It is fully diurnal - by day it actively searches for its food prey, which comprises mainly lizards and frogs, but by night it rests on narrow tree branches a few metres above the ground.

This snake is nervous in disposition, and will typically flee swiftly when disturbed.

The top of its head is brown to bronze, and there is a black eye-stripe which extends along the neck and a short distance down the body. There is a cream and black stripe along the flanks. The larger, vertebral scales, which run along the full length of the body, may be brown or olive-grey.

When threatened, or when consuming prey, this snake will inflate its body slightly to reveal bluish or turquoise skin underlying its body scales.

Its head is slightly larger than its moderately slender body, and its eyes are large, typically with a brown iris.

This wide-ranging snake ranges occurs in at least Myanmar, Thailand,  Indochina (Vietnam, Laos, Cambodia), Peninsular Malaysia, Singapore, Sumatra, Java and Borneo.

Populations in Philippines and Sulawesi which were formerly referred to Dendrelaphis pictus are now referred to Dendrelaphis marenae (Vogel & van Rooijen, 2008).

Fig 1 : An example from Upper Seletar, Singapore, warming itself in the morning sun at the edge of secondary swamp forest.

Fig 2 : This juvenile example was found sunning itself on an exposed tree root in secondary forest, Singapore.

Fig 3 : Resting by night amongst palm leaves in a leafy suburb of Singapore.

Fig 4 : Exploring a fishtail palm, probably for geckos or other lizards. This is a typical specimen from Singapore, with brown vertebral scales.

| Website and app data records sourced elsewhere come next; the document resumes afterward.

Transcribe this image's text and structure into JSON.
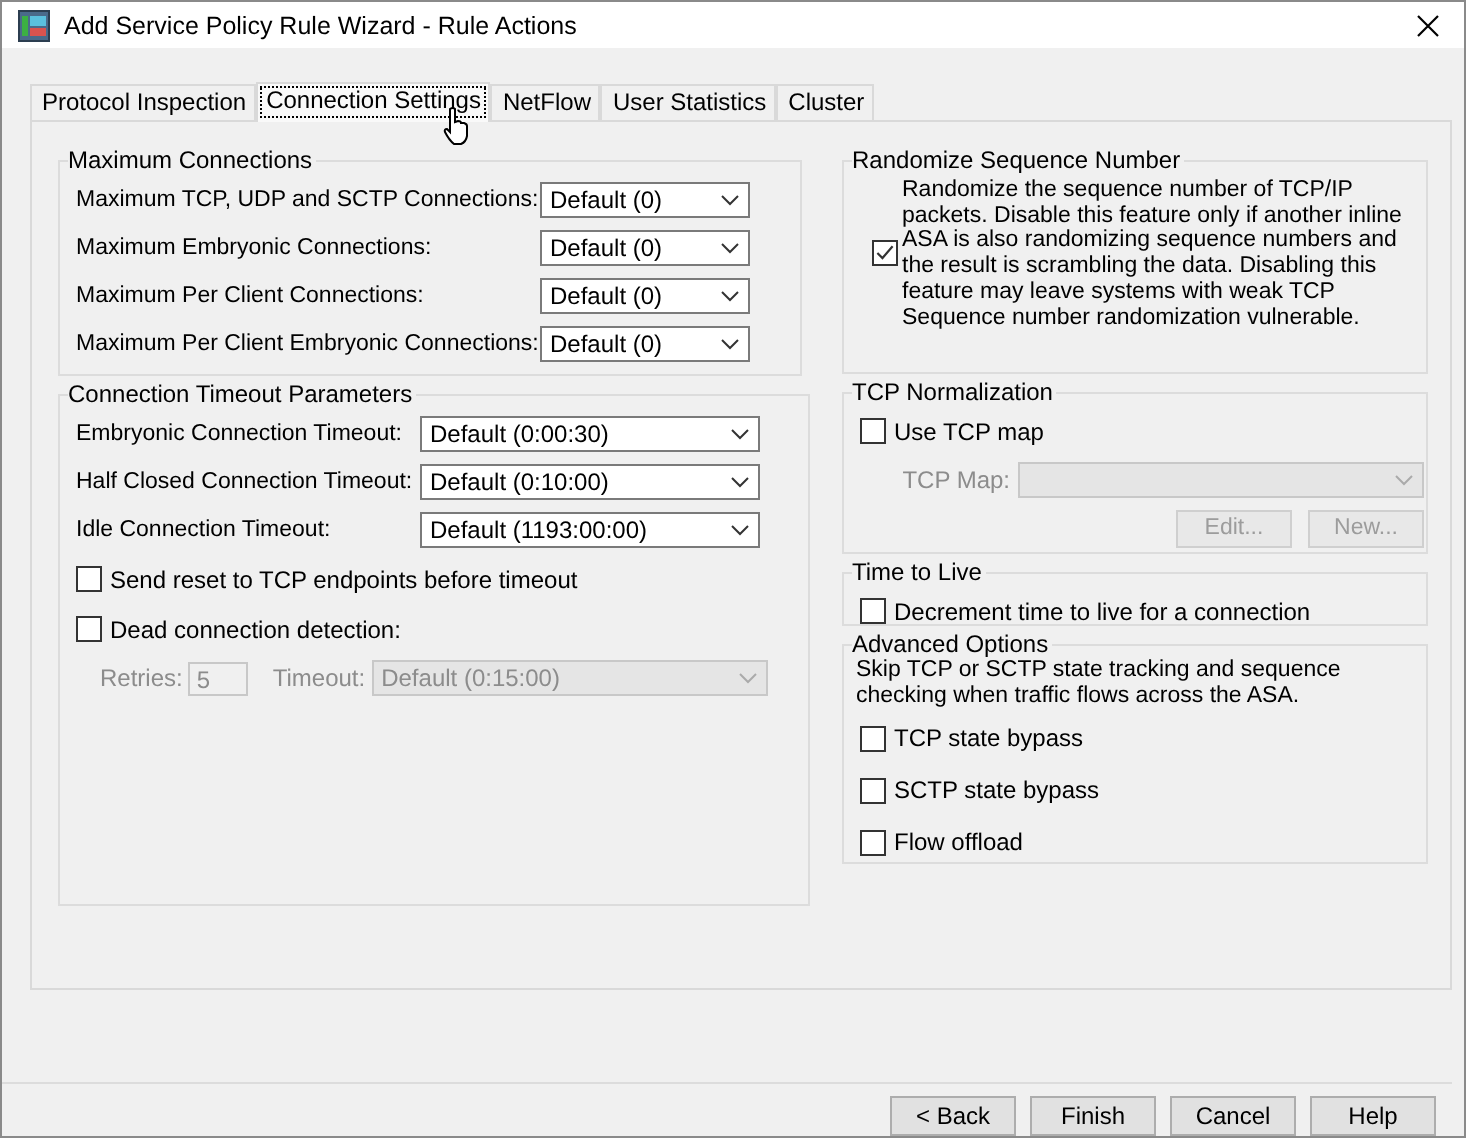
{
  "window": {
    "title": "Add Service Policy Rule Wizard - Rule Actions"
  },
  "tabs": [
    {
      "label": "Protocol Inspection",
      "selected": false
    },
    {
      "label": "Connection Settings",
      "selected": true
    },
    {
      "label": "NetFlow",
      "selected": false
    },
    {
      "label": "User Statistics",
      "selected": false
    },
    {
      "label": "Cluster",
      "selected": false
    }
  ],
  "max_connections": {
    "title": "Maximum Connections",
    "rows": [
      {
        "label": "Maximum TCP, UDP and SCTP Connections:",
        "value": "Default (0)"
      },
      {
        "label": "Maximum Embryonic Connections:",
        "value": "Default (0)"
      },
      {
        "label": "Maximum Per Client Connections:",
        "value": "Default (0)"
      },
      {
        "label": "Maximum Per Client Embryonic Connections:",
        "value": "Default (0)"
      }
    ]
  },
  "timeouts": {
    "title": "Connection Timeout Parameters",
    "rows": [
      {
        "label": "Embryonic Connection Timeout:",
        "value": "Default (0:00:30)"
      },
      {
        "label": "Half Closed Connection Timeout:",
        "value": "Default (0:10:00)"
      },
      {
        "label": "Idle Connection Timeout:",
        "value": "Default (1193:00:00)"
      }
    ],
    "checkboxes": [
      {
        "label": "Send reset to TCP endpoints before timeout",
        "checked": false
      },
      {
        "label": "Dead connection detection:",
        "checked": false
      }
    ],
    "retries": {
      "label": "Retries:",
      "value": "5",
      "disabled": true
    },
    "timeout": {
      "label": "Timeout:",
      "value": "Default (0:15:00)",
      "disabled": true
    }
  },
  "randomize": {
    "title": "Randomize Sequence Number",
    "checked": true,
    "text": "Randomize the sequence number of TCP/IP packets. Disable this feature only if another inline ASA is also randomizing sequence numbers and the result is scrambling the data. Disabling this feature may leave systems with weak TCP Sequence number randomization vulnerable."
  },
  "tcp_normalization": {
    "title": "TCP Normalization",
    "use_map": {
      "label": "Use TCP map",
      "checked": false
    },
    "map_label": "TCP Map:",
    "disabled": true,
    "buttons": [
      "Edit...",
      "New..."
    ]
  },
  "time_to_live": {
    "title": "Time to Live",
    "option": {
      "label": "Decrement time to live for a connection",
      "checked": false
    }
  },
  "advanced": {
    "title": "Advanced Options",
    "description": "Skip TCP or SCTP state tracking and sequence checking when traffic flows across the ASA.",
    "options": [
      {
        "label": "TCP state bypass",
        "checked": false
      },
      {
        "label": "SCTP state bypass",
        "checked": false
      },
      {
        "label": "Flow offload",
        "checked": false
      }
    ]
  },
  "footer_buttons": [
    "< Back",
    "Finish",
    "Cancel",
    "Help"
  ]
}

Fig 5 : Devouring a Copper-cheeked Frog Chalcorana cf. labialis in Singapore's central forests.

Fig 6 : Specimen from Battambang, Cambodia, with olive-grey vertebral scales and strongly bronze head. Photo thanks to Ian Prothero.

Fig 7 : At night this species typically rests on slender branches a few metres from the ground.

References : H1, H2

Vogel, G. & van Rooijen, J. (2008). Contributions to a review of the Dendrelaphis pictus (Gmelin, 1789) complex - 2. the eastern forms. Herpetozoa, 21(1/2), 3-29.


Fig 6
ゥ  Ian Prothero

Fig 7